Good luck tonight, Kid! Game 7, home crowd in Pittsburgh, the playoff darling Canadiens coming in to try to spoil a Penguin spring. It's another one of those moments, 87. It's all on you.
As you put it yourself, Sidney, a game like this "is a chance to see what you're made of."
You're used to it, and have been feeling this sort of weight since you were a mite the height of Hal Gill's kneecap. And lately? Well it's been the year of seeing what you're made of. Twelve months ago, Sid, you were in a playoff showdown with Washington's Alexander Ovechkin, the pretender to the title of World's Best Player. You and Ovie traded hat tricks in Game 2, a 4-3 Capitals win. "It's nice to score," you said afterward, keeping your even keel. "But it's better to win."
And win you and your once-wobbling Penguins did, beating Ovechkin's Caps in seven games. Soon after came the Stanley Cup Final, and again the pressure built.

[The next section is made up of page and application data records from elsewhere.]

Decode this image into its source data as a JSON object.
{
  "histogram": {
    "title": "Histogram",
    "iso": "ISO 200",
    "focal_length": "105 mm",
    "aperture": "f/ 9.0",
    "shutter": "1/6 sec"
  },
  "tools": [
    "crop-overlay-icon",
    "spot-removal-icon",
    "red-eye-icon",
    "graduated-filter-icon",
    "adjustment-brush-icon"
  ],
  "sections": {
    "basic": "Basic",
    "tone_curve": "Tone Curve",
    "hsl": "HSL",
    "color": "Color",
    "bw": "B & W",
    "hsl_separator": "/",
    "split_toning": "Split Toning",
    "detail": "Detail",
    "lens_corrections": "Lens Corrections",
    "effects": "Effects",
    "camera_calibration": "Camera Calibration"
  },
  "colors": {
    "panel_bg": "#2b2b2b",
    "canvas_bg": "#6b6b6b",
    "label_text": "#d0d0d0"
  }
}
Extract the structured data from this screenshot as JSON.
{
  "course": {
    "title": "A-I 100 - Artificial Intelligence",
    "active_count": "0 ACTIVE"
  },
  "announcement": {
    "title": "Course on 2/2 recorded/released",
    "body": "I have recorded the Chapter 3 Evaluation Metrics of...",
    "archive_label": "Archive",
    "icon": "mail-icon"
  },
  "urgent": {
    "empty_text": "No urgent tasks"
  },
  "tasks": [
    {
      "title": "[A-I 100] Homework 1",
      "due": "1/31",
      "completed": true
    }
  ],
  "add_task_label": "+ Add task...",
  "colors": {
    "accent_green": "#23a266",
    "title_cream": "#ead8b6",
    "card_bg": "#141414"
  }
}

This time, down three games to one, you and the Penguins rallied to beat the Red Wings. Some folks, ever nettlesome, ever demanding, pointed out that you scored only one goal in that series, that you were pointless in the final three games. But this didn't seem to bother you much as you took the Cup in hand. As a sagacious captain, age 21, had said: "It's better to win."

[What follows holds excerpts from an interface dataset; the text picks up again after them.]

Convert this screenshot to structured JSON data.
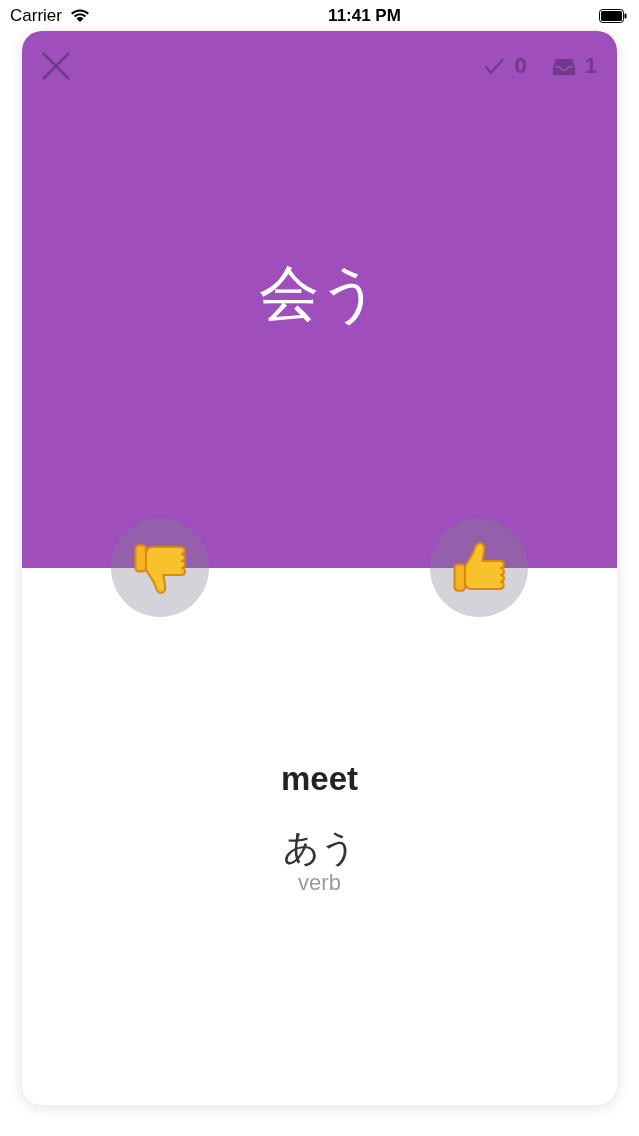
{
  "status_bar": {
    "carrier": "Carrier",
    "time": "11:41 PM"
  },
  "card": {
    "counts": [
      {
        "kind": "done",
        "value": "0"
      },
      {
        "kind": "inbox",
        "value": "1"
      }
    ],
    "term": "会う",
    "answer_buttons": [
      {
        "kind": "down"
      },
      {
        "kind": "up"
      }
    ],
    "meaning": "meet",
    "reading": "あう",
    "part_of_speech": "verb"
  }
}
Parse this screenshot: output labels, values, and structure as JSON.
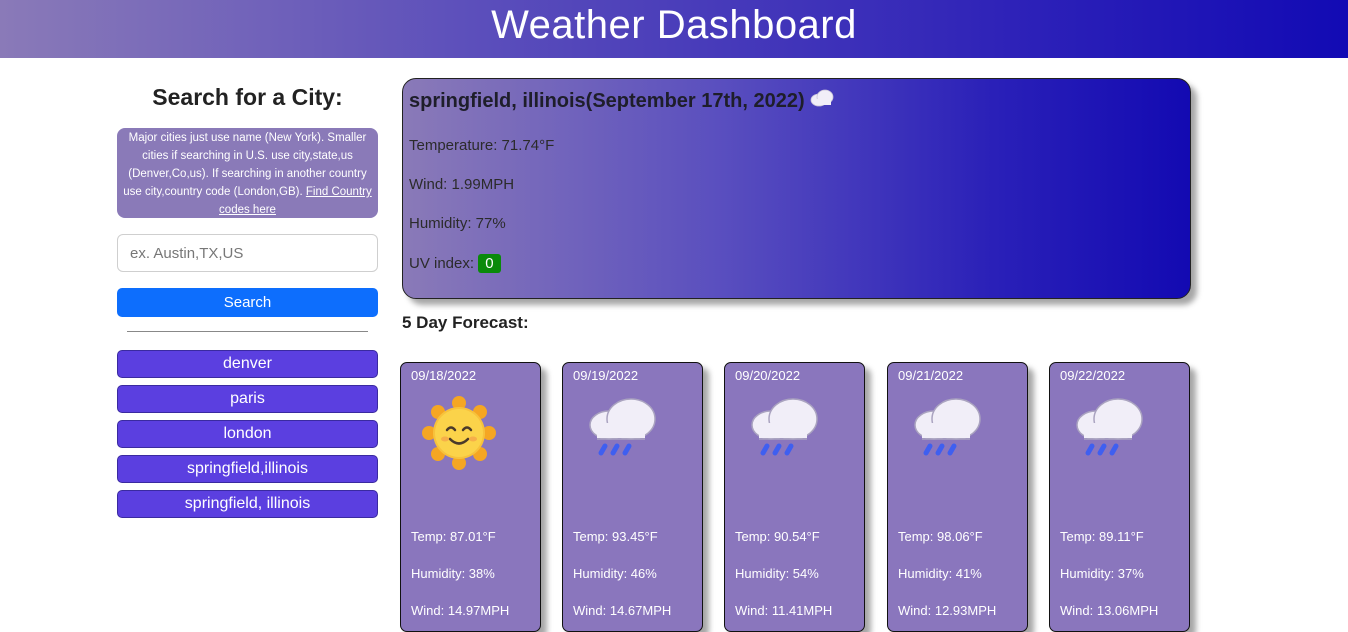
{
  "header": {
    "title": "Weather Dashboard"
  },
  "sidebar": {
    "search_title": "Search for a City:",
    "info_text": "Major cities just use name (New York). Smaller cities if searching in U.S. use city,state,us (Denver,Co,us). If searching in another country use city,country code (London,GB).",
    "info_link": "Find Country codes here",
    "search_placeholder": "ex. Austin,TX,US",
    "search_button": "Search",
    "history": [
      {
        "label": "denver"
      },
      {
        "label": "paris"
      },
      {
        "label": "london"
      },
      {
        "label": "springfield,illinois"
      },
      {
        "label": "springfield, illinois"
      }
    ]
  },
  "current": {
    "title": "springfield, illinois(September 17th, 2022)",
    "icon": "cloud-icon",
    "temperature": "Temperature: 71.74°F",
    "wind": "Wind: 1.99MPH",
    "humidity": "Humidity: 77%",
    "uv_label": "UV index:",
    "uv_value": "0",
    "uv_color": "#0a8a0a"
  },
  "forecast": {
    "title": "5 Day Forecast:",
    "days": [
      {
        "date": "09/18/2022",
        "icon": "sun-icon",
        "temp": "Temp: 87.01°F",
        "humidity": "Humidity: 38%",
        "wind": "Wind: 14.97MPH"
      },
      {
        "date": "09/19/2022",
        "icon": "rain-cloud-icon",
        "temp": "Temp: 93.45°F",
        "humidity": "Humidity: 46%",
        "wind": "Wind: 14.67MPH"
      },
      {
        "date": "09/20/2022",
        "icon": "rain-cloud-icon",
        "temp": "Temp: 90.54°F",
        "humidity": "Humidity: 54%",
        "wind": "Wind: 11.41MPH"
      },
      {
        "date": "09/21/2022",
        "icon": "rain-cloud-icon",
        "temp": "Temp: 98.06°F",
        "humidity": "Humidity: 41%",
        "wind": "Wind: 12.93MPH"
      },
      {
        "date": "09/22/2022",
        "icon": "rain-cloud-icon",
        "temp": "Temp: 89.11°F",
        "humidity": "Humidity: 37%",
        "wind": "Wind: 13.06MPH"
      }
    ]
  }
}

Then you got your chance to bring the Cup back home to Cole Harbour on the August day that you turned 22, with a crowd of many tens of thousands there to cheer you on. And you lifted the Cup to those cheers, and you thanked the people, and then in front of everyone you strapped on some goalie equipment and played a game of street-hockey shinny with your boyhood buddies, just like back in the day. And your team won that game, too.
What a year 2009 turned out to be. A fairy tale on ice.
And then came 2010 and -- get a load of this, Sidney -- there you were leading Team Canada into the gold medal game of the Vancouver Olympics. Then it was overtime against the pesky U.S. and with the arena full of anticipation and excitement and a nervous tension that was near to unbearable, you picked up that little pass from Jarome Iginla and snapped the puck into the net, and the Olympic gold belonged to Canada, O Canada! This was bigger than the Stanley Cup. This was bigger than anything else in hockey. You scored the Golden Goal and you were Gretzky and Orr and Howe and Paul Henderson, too.
Rest some, after that? Relax a bit? Not exactly. You returned to the Penguins and finished off a 51-goal season, the first time you'd ever even scored as many as 40 in a year. Even in this there was scrutiny and weight upon you. You trailed in the league goal-scoring race on the very last day of the season, then went out and scored twice to ensure a tie for the lead.
So here you are, Sid, one month and 12 games into the 2010 NHL playoff season and under everyone's watchful eye again. Most of those many millions of Canadians who so cherished and adored you after your Olympic majesty are now rooting for you to fail. It's the Canadiens you're up against after all, a classic hockey underdog with heart and determination and one hell of a hot goalie. It is Canada's last team standing in the playoffs, trying to make it into the Conference finals for the first time in 17 years.
Now, some folks might remind you again of how, after that exceptional opening round against Ottawa, you have slipped slightly, failing to score a goal in the first five games against Montreal. Finally, in Game 6, you put one past Jaroslav Halak. "It was nice to see one go in," you said.
Yes, bet it was nice, Sidney, real nice. But you know what the wise man once said: "It's better to win."
Good luck, Kid, one more time.